#### WHAT THE TASK REQUIRES
Where the string "text" shows up in a line of the records, copy that line.

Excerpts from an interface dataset
○ ○ ○ ○ ○ ○ ○

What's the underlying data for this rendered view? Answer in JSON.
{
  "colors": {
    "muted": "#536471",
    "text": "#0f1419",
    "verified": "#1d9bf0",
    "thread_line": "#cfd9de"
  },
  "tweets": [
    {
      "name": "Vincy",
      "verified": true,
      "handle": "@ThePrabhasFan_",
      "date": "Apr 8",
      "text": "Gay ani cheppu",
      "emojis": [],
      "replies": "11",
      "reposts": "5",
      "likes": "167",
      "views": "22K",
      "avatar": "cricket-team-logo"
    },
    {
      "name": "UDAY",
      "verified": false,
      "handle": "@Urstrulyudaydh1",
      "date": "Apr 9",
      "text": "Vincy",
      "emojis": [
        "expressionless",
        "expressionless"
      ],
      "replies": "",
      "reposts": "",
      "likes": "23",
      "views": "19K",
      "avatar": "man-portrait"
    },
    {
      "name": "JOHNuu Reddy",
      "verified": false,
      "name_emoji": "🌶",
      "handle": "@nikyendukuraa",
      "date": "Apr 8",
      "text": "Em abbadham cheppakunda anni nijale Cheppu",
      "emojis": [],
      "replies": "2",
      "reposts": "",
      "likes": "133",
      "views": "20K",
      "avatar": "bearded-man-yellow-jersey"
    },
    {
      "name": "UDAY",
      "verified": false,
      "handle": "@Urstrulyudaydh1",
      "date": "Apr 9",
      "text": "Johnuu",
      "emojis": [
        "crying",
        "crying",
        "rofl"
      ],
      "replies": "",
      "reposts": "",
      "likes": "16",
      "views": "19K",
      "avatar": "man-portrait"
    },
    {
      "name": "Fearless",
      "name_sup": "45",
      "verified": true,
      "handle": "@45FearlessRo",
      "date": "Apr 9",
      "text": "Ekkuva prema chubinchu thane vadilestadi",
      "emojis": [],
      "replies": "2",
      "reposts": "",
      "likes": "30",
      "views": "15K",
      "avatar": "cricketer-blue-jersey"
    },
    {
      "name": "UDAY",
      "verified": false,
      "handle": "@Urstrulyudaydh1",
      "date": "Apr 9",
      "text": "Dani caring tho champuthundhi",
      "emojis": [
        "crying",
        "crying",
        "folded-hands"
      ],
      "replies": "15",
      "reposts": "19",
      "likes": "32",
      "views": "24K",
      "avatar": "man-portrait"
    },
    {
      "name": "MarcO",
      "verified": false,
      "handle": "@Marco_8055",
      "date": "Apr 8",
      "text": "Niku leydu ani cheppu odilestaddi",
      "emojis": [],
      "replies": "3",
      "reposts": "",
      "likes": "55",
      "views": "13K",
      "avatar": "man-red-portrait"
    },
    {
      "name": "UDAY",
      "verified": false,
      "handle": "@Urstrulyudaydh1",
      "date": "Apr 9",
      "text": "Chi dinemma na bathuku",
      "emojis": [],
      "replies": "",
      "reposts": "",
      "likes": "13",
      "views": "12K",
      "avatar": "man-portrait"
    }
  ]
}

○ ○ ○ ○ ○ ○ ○

#### REPLY TO THE EXERCISE
    "text": "#0f1419",
      "text": "Gay ani cheppu",
      "text": "Vincy",
      "text": "Em abbadham cheppakunda anni nijale Cheppu",
      "text": "Johnuu",
      "text": "Ekkuva prema chubinchu thane vadilestadi",
      "text": "Dani caring tho champuthundhi",
      "text": "Niku leydu ani cheppu odilestaddi",
      "text": "Chi dinemma na bathuku",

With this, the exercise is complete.